MATERIALS PROVIDED: Begin
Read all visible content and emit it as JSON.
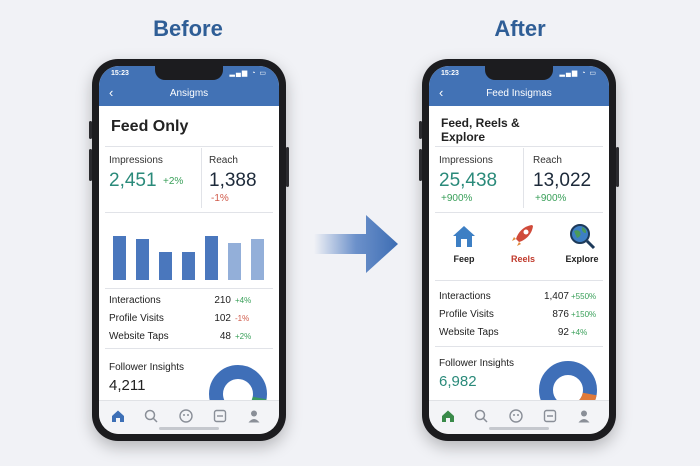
{
  "headings": {
    "before": "Before",
    "after": "After"
  },
  "before": {
    "status_time": "15:23",
    "appbar_title": "Ansigms",
    "page_title": "Feed Only",
    "impressions": {
      "label": "Impressions",
      "value": "2,451",
      "change": "+2%"
    },
    "reach": {
      "label": "Reach",
      "value": "1,388",
      "change": "-1%"
    },
    "bar_levels": [
      0.78,
      0.74,
      0.5,
      0.5,
      0.78,
      0.66,
      0.74
    ],
    "rows": [
      {
        "label": "Interactions",
        "value": "210",
        "change": "+4%",
        "trend": "up"
      },
      {
        "label": "Profile Visits",
        "value": "102",
        "change": "-1%",
        "trend": "down"
      },
      {
        "label": "Website Taps",
        "value": "48",
        "change": "+2%",
        "trend": "up"
      }
    ],
    "follower_insights": {
      "label": "Follower Insights",
      "value": "4,211"
    }
  },
  "after": {
    "status_time": "15:23",
    "appbar_title": "Feed Insigmas",
    "page_title_line1": "Feed, Reels &",
    "page_title_line2": "Explore",
    "impressions": {
      "label": "Impressions",
      "value": "25,438",
      "change": "+900%"
    },
    "reach": {
      "label": "Reach",
      "value": "13,022",
      "change": "+900%"
    },
    "tiles": [
      {
        "label": "Feep",
        "icon": "home-icon"
      },
      {
        "label": "Reels",
        "icon": "rocket-icon"
      },
      {
        "label": "Explore",
        "icon": "globe-search-icon"
      }
    ],
    "rows": [
      {
        "label": "Interactions",
        "value": "1,407",
        "change": "+550%",
        "trend": "up"
      },
      {
        "label": "Profile Visits",
        "value": "876",
        "change": "+150%",
        "trend": "up"
      },
      {
        "label": "Website Taps",
        "value": "92",
        "change": "+4%",
        "trend": "up"
      }
    ],
    "follower_insights": {
      "label": "Follower Insights",
      "value": "6,982"
    }
  },
  "colors": {
    "accent": "#4272b5",
    "heading": "#2f5e96",
    "positive": "#3aa05a",
    "negative": "#d05a4a",
    "teal": "#2a8a7a"
  }
}
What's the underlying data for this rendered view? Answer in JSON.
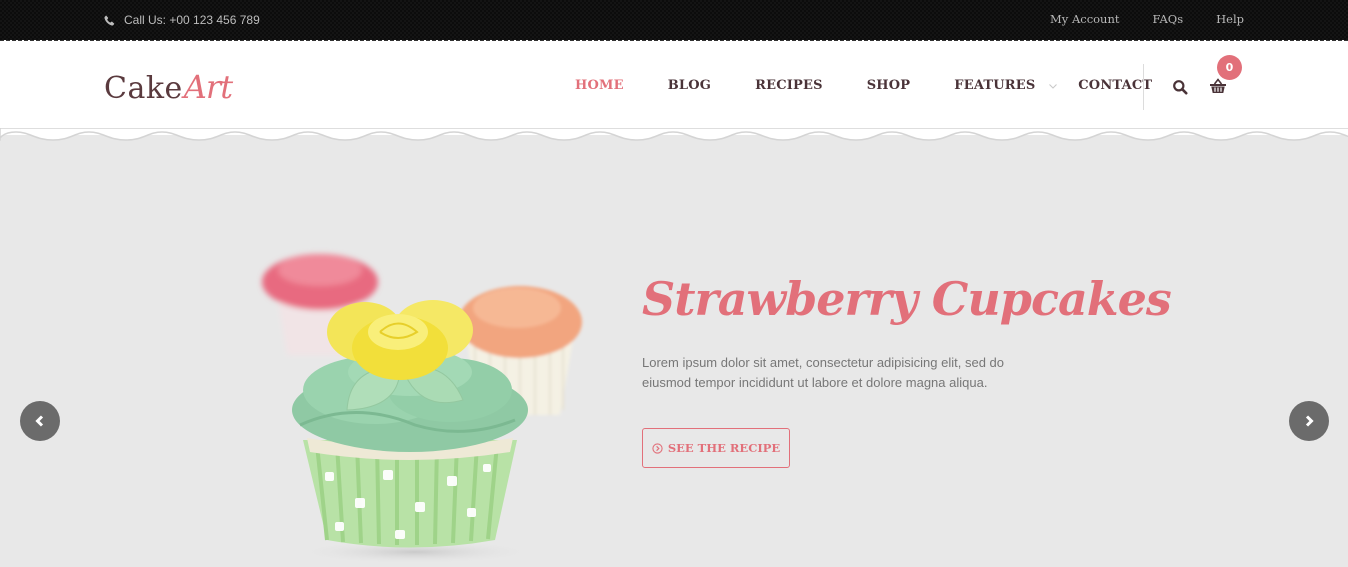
{
  "topbar": {
    "phone_icon": "phone-icon",
    "phone_text": "Call Us: +00 123 456 789",
    "links": [
      "My Account",
      "FAQs",
      "Help"
    ]
  },
  "header": {
    "logo": {
      "part1": "Cake",
      "part2": "Art"
    },
    "nav": [
      {
        "label": "HOME",
        "active": true
      },
      {
        "label": "BLOG",
        "active": false
      },
      {
        "label": "RECIPES",
        "active": false
      },
      {
        "label": "SHOP",
        "active": false
      },
      {
        "label": "FEATURES",
        "active": false,
        "has_dropdown": true
      },
      {
        "label": "CONTACT",
        "active": false
      }
    ],
    "search_icon": "search-icon",
    "cart_icon": "basket-icon",
    "cart_count": "0"
  },
  "hero": {
    "title": "Strawberry Cupcakes",
    "text_line1": "Lorem ipsum dolor sit amet, consectetur adipisicing elit, sed do",
    "text_line2": "eiusmod tempor incididunt ut labore et dolore magna aliqua.",
    "button_label": "SEE THE RECIPE",
    "button_icon": "circle-chevron-right-icon",
    "prev_icon": "chevron-left-icon",
    "next_icon": "chevron-right-icon"
  },
  "colors": {
    "accent": "#e2707a",
    "text_dark": "#4a3338",
    "hero_bg": "#e8e8e8",
    "arrow_bg": "#6b6b6b"
  }
}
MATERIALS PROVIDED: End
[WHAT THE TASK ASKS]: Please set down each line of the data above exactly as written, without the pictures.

[SOLUTION FOR THIS EXERCISE]:
Read all visible content and emit it as JSON.
{
  "headings": {
    "before": "Before",
    "after": "After"
  },
  "before": {
    "status_time": "15:23",
    "appbar_title": "Ansigms",
    "page_title": "Feed Only",
    "impressions": {
      "label": "Impressions",
      "value": "2,451",
      "change": "+2%"
    },
    "reach": {
      "label": "Reach",
      "value": "1,388",
      "change": "-1%"
    },
    "bar_levels": [
      0.78,
      0.74,
      0.5,
      0.5,
      0.78,
      0.66,
      0.74
    ],
    "rows": [
      {
        "label": "Interactions",
        "value": "210",
        "change": "+4%",
        "trend": "up"
      },
      {
        "label": "Profile Visits",
        "value": "102",
        "change": "-1%",
        "trend": "down"
      },
      {
        "label": "Website Taps",
        "value": "48",
        "change": "+2%",
        "trend": "up"
      }
    ],
    "follower_insights": {
      "label": "Follower Insights",
      "value": "4,211"
    }
  },
  "after": {
    "status_time": "15:23",
    "appbar_title": "Feed Insigmas",
    "page_title_line1": "Feed, Reels &",
    "page_title_line2": "Explore",
    "impressions": {
      "label": "Impressions",
      "value": "25,438",
      "change": "+900%"
    },
    "reach": {
      "label": "Reach",
      "value": "13,022",
      "change": "+900%"
    },
    "tiles": [
      {
        "label": "Feep",
        "icon": "home-icon"
      },
      {
        "label": "Reels",
        "icon": "rocket-icon"
      },
      {
        "label": "Explore",
        "icon": "globe-search-icon"
      }
    ],
    "rows": [
      {
        "label": "Interactions",
        "value": "1,407",
        "change": "+550%",
        "trend": "up"
      },
      {
        "label": "Profile Visits",
        "value": "876",
        "change": "+150%",
        "trend": "up"
      },
      {
        "label": "Website Taps",
        "value": "92",
        "change": "+4%",
        "trend": "up"
      }
    ],
    "follower_insights": {
      "label": "Follower Insights",
      "value": "6,982"
    }
  },
  "colors": {
    "accent": "#4272b5",
    "heading": "#2f5e96",
    "positive": "#3aa05a",
    "negative": "#d05a4a",
    "teal": "#2a8a7a"
  }
}
What's the underlying data for this rendered view? Answer in JSON.
{
  "topbar": {
    "phone_icon": "phone-icon",
    "phone_text": "Call Us: +00 123 456 789",
    "links": [
      "My Account",
      "FAQs",
      "Help"
    ]
  },
  "header": {
    "logo": {
      "part1": "Cake",
      "part2": "Art"
    },
    "nav": [
      {
        "label": "HOME",
        "active": true
      },
      {
        "label": "BLOG",
        "active": false
      },
      {
        "label": "RECIPES",
        "active": false
      },
      {
        "label": "SHOP",
        "active": false
      },
      {
        "label": "FEATURES",
        "active": false,
        "has_dropdown": true
      },
      {
        "label": "CONTACT",
        "active": false
      }
    ],
    "search_icon": "search-icon",
    "cart_icon": "basket-icon",
    "cart_count": "0"
  },
  "hero": {
    "title": "Strawberry Cupcakes",
    "text_line1": "Lorem ipsum dolor sit amet, consectetur adipisicing elit, sed do",
    "text_line2": "eiusmod tempor incididunt ut labore et dolore magna aliqua.",
    "button_label": "SEE THE RECIPE",
    "button_icon": "circle-chevron-right-icon",
    "prev_icon": "chevron-left-icon",
    "next_icon": "chevron-right-icon"
  },
  "colors": {
    "accent": "#e2707a",
    "text_dark": "#4a3338",
    "hero_bg": "#e8e8e8",
    "arrow_bg": "#6b6b6b"
  }
}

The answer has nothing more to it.